The Appeal highlights WHO’s conflicting positions about EMF risk. WHO’s International Agency for Research on Cancer classified Radiofrequency radiation as a Group 2B “Possible Carcinogen” in 2011, and Extremely Low Frequency fields in 2001. Nonetheless, WHO continues to ignore its own agency’s recommendations and favors guidelines recommended by the International Commission on Non-Ionizing Radiation Protection (ICNIRP). These guidelines, developed by a self-selected group of industry insiders, have long been criticized as non-protective.
The Appeal calls on the UN to strengthen its advisories on EMF risk for humans and to assess the potential impact on wildlife and other living organisms under the auspices of the UN Environmental Programme, in line with the science demonstrating risk, thereby resolving this inconsistency.
Martin Blank, PhD, of Columbia University, says, “International exposure guidelines for electromagnetic fields must be strengthened to reflect the reality of their impact on our bodies, especially on our DNA. The time to deal with the harmful biological and health effects is long overdue. We must reduce exposure by establishing more protective guidelines.”

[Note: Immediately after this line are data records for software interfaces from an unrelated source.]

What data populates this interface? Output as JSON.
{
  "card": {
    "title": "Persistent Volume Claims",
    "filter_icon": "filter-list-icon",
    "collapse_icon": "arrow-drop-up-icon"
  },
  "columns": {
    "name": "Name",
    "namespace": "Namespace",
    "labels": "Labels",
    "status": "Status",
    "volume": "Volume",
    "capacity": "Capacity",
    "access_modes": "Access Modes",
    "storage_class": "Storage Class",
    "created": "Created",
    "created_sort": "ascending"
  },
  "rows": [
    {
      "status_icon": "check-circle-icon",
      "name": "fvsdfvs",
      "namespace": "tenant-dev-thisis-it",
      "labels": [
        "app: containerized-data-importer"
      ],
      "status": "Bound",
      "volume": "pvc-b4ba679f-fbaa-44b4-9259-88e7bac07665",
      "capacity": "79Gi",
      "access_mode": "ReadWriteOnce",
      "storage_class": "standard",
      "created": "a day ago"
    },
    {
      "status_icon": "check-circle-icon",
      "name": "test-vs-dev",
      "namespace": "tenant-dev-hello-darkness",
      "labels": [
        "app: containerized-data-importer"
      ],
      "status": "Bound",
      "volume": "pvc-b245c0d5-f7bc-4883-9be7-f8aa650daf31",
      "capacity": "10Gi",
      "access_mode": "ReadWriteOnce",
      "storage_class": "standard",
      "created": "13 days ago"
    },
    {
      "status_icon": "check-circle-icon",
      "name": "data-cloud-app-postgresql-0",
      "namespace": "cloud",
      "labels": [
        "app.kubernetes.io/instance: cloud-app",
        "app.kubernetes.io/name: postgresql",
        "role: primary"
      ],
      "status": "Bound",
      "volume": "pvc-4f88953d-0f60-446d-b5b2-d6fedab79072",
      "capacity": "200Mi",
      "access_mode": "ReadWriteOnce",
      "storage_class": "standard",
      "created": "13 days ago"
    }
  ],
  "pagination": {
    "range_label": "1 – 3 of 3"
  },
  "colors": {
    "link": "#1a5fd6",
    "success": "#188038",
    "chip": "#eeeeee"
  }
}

Joel Moskowitz, PhD, of University of California, Berkeley, says, “ICNIRP guidelines set exposure standards for high-intensity, short-term, tissue-heating thresholds. These do not protect us from the low-intensity, chronic exposures common today. Scientists signing the Appeal request that the UN and member nations protect the global human population and wildlife from EMF exposures.”
Video Statement (3 min.) by Spokesperson Martin Blank, PhD at EMFscientist.org